Pictured: the Burton Mausoleum in the Churchyard of St Mary Magdalen, Mortlake.
Christopher Fowler writes, in The Book of Forgotten Authors (2017):
“From Chiswick, London, to the remotest regions of the world, the glamorous (Lesley) Blanch was another writer drawn to the exotic, but for once it was a woman who ventured into the world of the almost exclusively male traveller…
…Her first book became her most famous.

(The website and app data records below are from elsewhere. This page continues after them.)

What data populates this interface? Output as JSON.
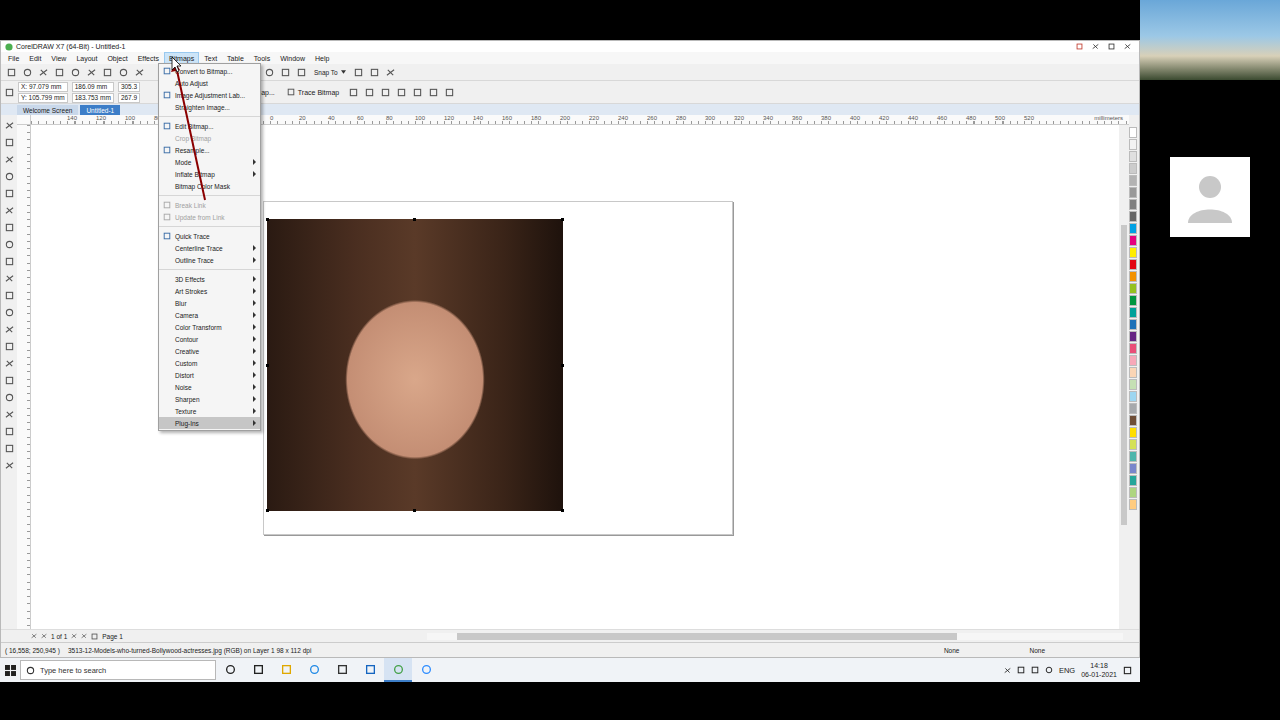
{
  "window": {
    "title": "CorelDRAW X7 (64-Bit) - Untitled-1"
  },
  "menubar": [
    {
      "label": "File",
      "selected": false
    },
    {
      "label": "Edit",
      "selected": false
    },
    {
      "label": "View",
      "selected": false
    },
    {
      "label": "Layout",
      "selected": false
    },
    {
      "label": "Object",
      "selected": false
    },
    {
      "label": "Effects",
      "selected": false
    },
    {
      "label": "Bitmaps",
      "selected": true
    },
    {
      "label": "Text",
      "selected": false
    },
    {
      "label": "Table",
      "selected": false
    },
    {
      "label": "Tools",
      "selected": false
    },
    {
      "label": "Window",
      "selected": false
    },
    {
      "label": "Help",
      "selected": false
    }
  ],
  "toolbar": {
    "snap": "Snap To"
  },
  "property_bar": {
    "x": "X: 97.079 mm",
    "y": "Y: 105.799 mm",
    "width": "186.09 mm",
    "height": "183.753 mm",
    "scale_x": "305.3",
    "scale_y": "267.9",
    "buttons": [
      "Edit Bitmap...",
      "Trace Bitmap"
    ]
  },
  "doc_tabs": [
    {
      "label": "Welcome Screen",
      "selected": false
    },
    {
      "label": "Untitled-1",
      "selected": true
    }
  ],
  "bitmaps_menu": [
    [
      {
        "label": "Convert to Bitmap...",
        "disabled": false,
        "submenu": false,
        "highlighted": false,
        "icon": true
      },
      {
        "label": "Auto Adjust",
        "disabled": false,
        "submenu": false,
        "highlighted": false,
        "icon": false
      },
      {
        "label": "Image Adjustment Lab...",
        "disabled": false,
        "submenu": false,
        "highlighted": false,
        "icon": true
      },
      {
        "label": "Straighten Image...",
        "disabled": false,
        "submenu": false,
        "highlighted": false,
        "icon": false
      }
    ],
    [
      {
        "label": "Edit Bitmap...",
        "disabled": false,
        "submenu": false,
        "highlighted": false,
        "icon": true
      },
      {
        "label": "Crop Bitmap",
        "disabled": true,
        "submenu": false,
        "highlighted": false,
        "icon": false
      },
      {
        "label": "Resample...",
        "disabled": false,
        "submenu": false,
        "highlighted": false,
        "icon": true
      },
      {
        "label": "Mode",
        "disabled": false,
        "submenu": true,
        "highlighted": false,
        "icon": false
      },
      {
        "label": "Inflate Bitmap",
        "disabled": false,
        "submenu": true,
        "highlighted": false,
        "icon": false
      },
      {
        "label": "Bitmap Color Mask",
        "disabled": false,
        "submenu": false,
        "highlighted": false,
        "icon": false
      }
    ],
    [
      {
        "label": "Break Link",
        "disabled": true,
        "submenu": false,
        "highlighted": false,
        "icon": true
      },
      {
        "label": "Update from Link",
        "disabled": true,
        "submenu": false,
        "highlighted": false,
        "icon": true
      }
    ],
    [
      {
        "label": "Quick Trace",
        "disabled": false,
        "submenu": false,
        "highlighted": false,
        "icon": true
      },
      {
        "label": "Centerline Trace",
        "disabled": false,
        "submenu": true,
        "highlighted": false,
        "icon": false
      },
      {
        "label": "Outline Trace",
        "disabled": false,
        "submenu": true,
        "highlighted": false,
        "icon": false
      }
    ],
    [
      {
        "label": "3D Effects",
        "disabled": false,
        "submenu": true,
        "highlighted": false,
        "icon": false
      },
      {
        "label": "Art Strokes",
        "disabled": false,
        "submenu": true,
        "highlighted": false,
        "icon": false
      },
      {
        "label": "Blur",
        "disabled": false,
        "submenu": true,
        "highlighted": false,
        "icon": false
      },
      {
        "label": "Camera",
        "disabled": false,
        "submenu": true,
        "highlighted": false,
        "icon": false
      },
      {
        "label": "Color Transform",
        "disabled": false,
        "submenu": true,
        "highlighted": false,
        "icon": false
      },
      {
        "label": "Contour",
        "disabled": false,
        "submenu": true,
        "highlighted": false,
        "icon": false
      },
      {
        "label": "Creative",
        "disabled": false,
        "submenu": true,
        "highlighted": false,
        "icon": false
      },
      {
        "label": "Custom",
        "disabled": false,
        "submenu": true,
        "highlighted": false,
        "icon": false
      },
      {
        "label": "Distort",
        "disabled": false,
        "submenu": true,
        "highlighted": false,
        "icon": false
      },
      {
        "label": "Noise",
        "disabled": false,
        "submenu": true,
        "highlighted": false,
        "icon": false
      },
      {
        "label": "Sharpen",
        "disabled": false,
        "submenu": true,
        "highlighted": false,
        "icon": false
      },
      {
        "label": "Texture",
        "disabled": false,
        "submenu": true,
        "highlighted": false,
        "icon": false
      },
      {
        "label": "Plug-Ins",
        "disabled": false,
        "submenu": true,
        "highlighted": true,
        "icon": false
      }
    ]
  ],
  "ruler": {
    "labels": [
      "140",
      "120",
      "100",
      "80",
      "60",
      "40",
      "20",
      "0",
      "20",
      "40",
      "60",
      "80",
      "100",
      "120",
      "140",
      "160",
      "180",
      "200",
      "220",
      "240",
      "260",
      "280",
      "300",
      "320",
      "340",
      "360",
      "380",
      "400",
      "420",
      "440",
      "460",
      "480",
      "500",
      "520"
    ],
    "unit": "millimeters"
  },
  "page_nav": {
    "count": "1 of 1",
    "page": "Page 1"
  },
  "status_bar": {
    "coords": "( 16,558; 250,945 )",
    "info": "3513-12-Models-who-turned-Bollywood-actresses.jpg (RGB) on Layer 1 98 x 112 dpi",
    "fill": "None",
    "outline": "None"
  },
  "palette": [
    "#ffffff",
    "#f2f2f2",
    "#e0e0e0",
    "#cccccc",
    "#b3b3b3",
    "#999999",
    "#808080",
    "#666666",
    "#00a0e3",
    "#e6007e",
    "#ffed00",
    "#e30613",
    "#f39200",
    "#95c11f",
    "#009640",
    "#00a19a",
    "#1d71b8",
    "#662483",
    "#e94e77",
    "#f7a8b8",
    "#fbd5b5",
    "#c5e0b4",
    "#9dd6f0",
    "#a7a9ac",
    "#6f4e37",
    "#ffde00",
    "#d4e157",
    "#4db6ac",
    "#7986cb",
    "#26a69a",
    "#aed581",
    "#ffcc80"
  ],
  "taskbar": {
    "search": "Type here to search",
    "lang": "ENG",
    "time": "14:18",
    "date": "06-01-2021"
  }
}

In The Wilder Shores of Love she explored the lives of four extraordinary women: Isabel Burton, who supported her husband Sir Richard Burton, sharing his adventures; Lady Jane Digby…Isabelle Eberhardt…and Aimee Dubucq de Rivery…”

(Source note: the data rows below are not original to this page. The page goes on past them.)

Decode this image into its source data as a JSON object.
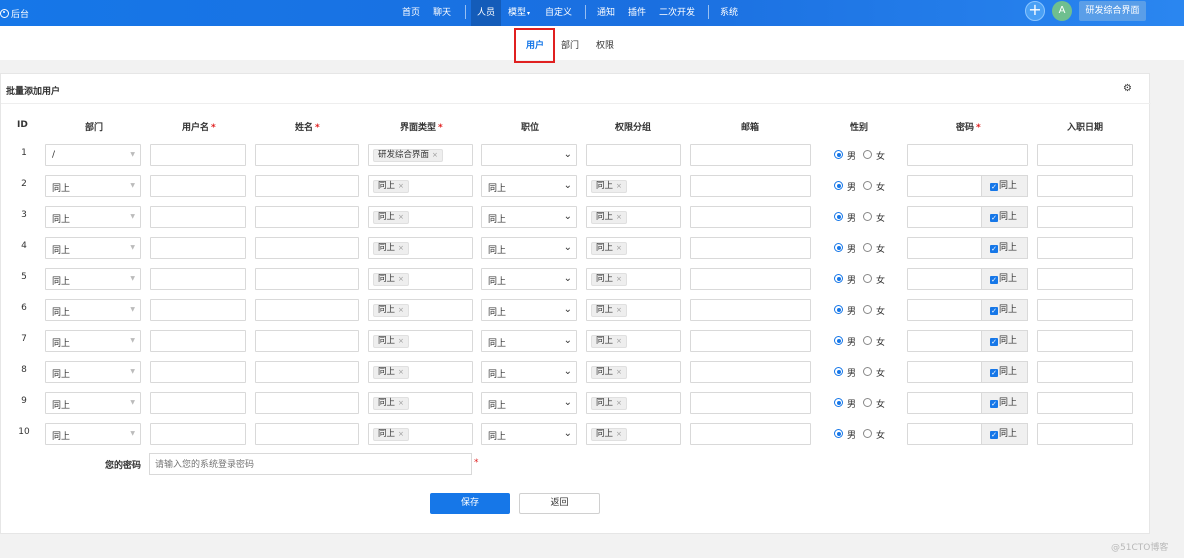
{
  "topbar": {
    "logo": "后台",
    "nav": [
      "首页",
      "聊天",
      "人员",
      "模型",
      "自定义",
      "通知",
      "插件",
      "二次开发",
      "系统"
    ],
    "active_nav": "人员",
    "avatar_letter": "A",
    "profile_label": "研发综合界面",
    "plus": "+"
  },
  "subtabs": [
    "用户",
    "部门",
    "权限"
  ],
  "active_subtab": "用户",
  "panel": {
    "title": "批量添加用户",
    "columns": [
      "ID",
      "部门",
      "用户名",
      "姓名",
      "界面类型",
      "职位",
      "权限分组",
      "邮箱",
      "性别",
      "密码",
      "入职日期"
    ],
    "required_mark": "*",
    "same_label": "同上",
    "first_row": {
      "dept": "/",
      "ui_type": "研发综合界面"
    },
    "tag_close": "×",
    "gender": {
      "male": "男",
      "female": "女"
    },
    "row_ids": [
      "1",
      "2",
      "3",
      "4",
      "5",
      "6",
      "7",
      "8",
      "9",
      "10"
    ]
  },
  "password": {
    "label": "您的密码",
    "placeholder": "请输入您的系统登录密码",
    "required_mark": "*"
  },
  "buttons": {
    "save": "保存",
    "back": "返回"
  },
  "watermark": "@51CTO博客"
}
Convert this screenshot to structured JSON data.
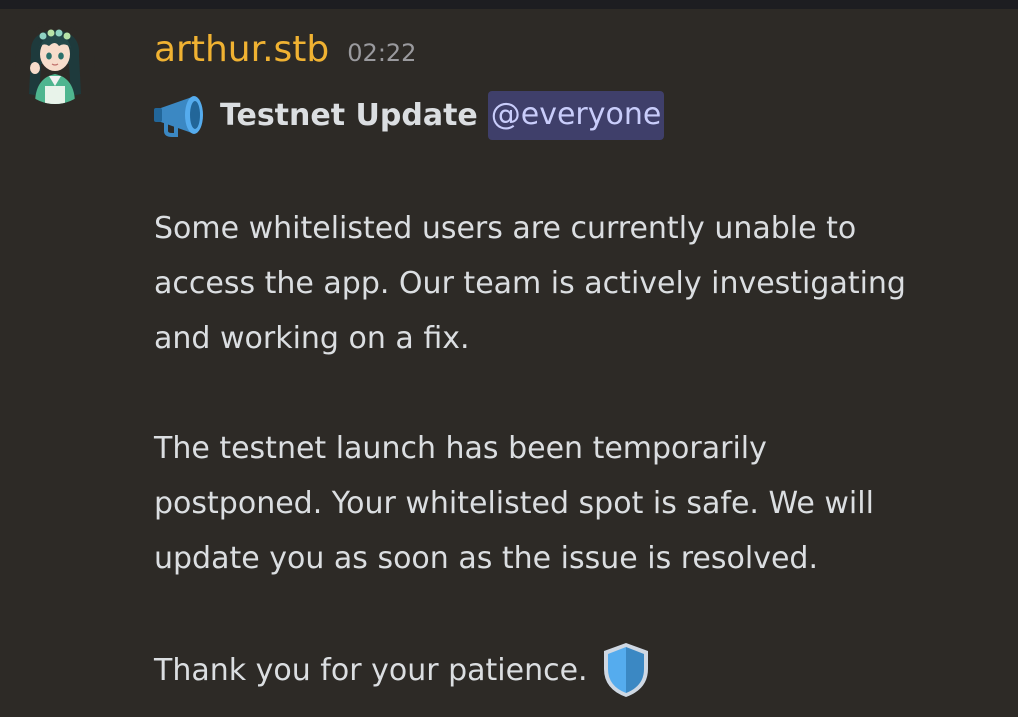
{
  "message": {
    "author": "arthur.stb",
    "timestamp": "02:22",
    "author_color": "#f0b232",
    "title_emoji": "megaphone-icon",
    "title": "Testnet Update",
    "mention": "@everyone",
    "paragraphs": [
      [
        "Some whitelisted users are currently unable to",
        "access the app. Our team is actively investigating",
        "and working on a fix."
      ],
      [
        "The testnet launch has been temporarily",
        "postponed. Your whitelisted spot is safe. We will",
        "update you as soon as the issue is resolved."
      ]
    ],
    "closing": "Thank you for your patience.",
    "closing_emoji": "shield-icon"
  }
}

From the website of the Mausolea & Monuments Trust:
“The mausoleum of Sir Richard Burton (1821-90), explorer and translator of the Arabian Nights, was designed by his wife, Lady Isabel Burton (d 1896). After it was built, Lady Isabel, who spent much of her time in a rented cottage nearby, made frequent visits to the mausoleum. She is also interred in the mausoleum.
Burton had always hated the dark and once told his wife that, rather than being cremated he “would like to lie in an Arab tent” (Blanch, 126). So the mausoleum she designed for him, though built in stone, is shaped like a Bedouin tent. The 9 pointed star on the roof used to be clearly visible but now much of its gilding has worn away. There is a crucifix over the entrance (now blocked), an inscription to both Sir Richard and Lady Isabel on the door panel and, below that, a commemorative sonnet by Justin Huntly McCarthy, beginning, “Oh last and noblest of the Errant Knights…”
The interior is visible through a clear glass window in the rear wall, which is reached by a ladder. This window replaces a stained glass window with the Burton monogram. Camel bells hang from the ceiling and there are Arabic lamps on the floor near the foot of Sir Richard’s ornate, tapering, gilded coffin and Lady Isabel’s more conventional mahogany coffin. The walls are decorated with bands of cherubim and seraphim, painted on a thin layer of stucco that is peeling from the wall.
The mausoleum was partially restored in 1975 after a long period of neglect. 2010 saw a restoration project organised by the Friends of the Burton Mausoleum with support from English Heritage and the Environment Trust for Richmond upon Thames.”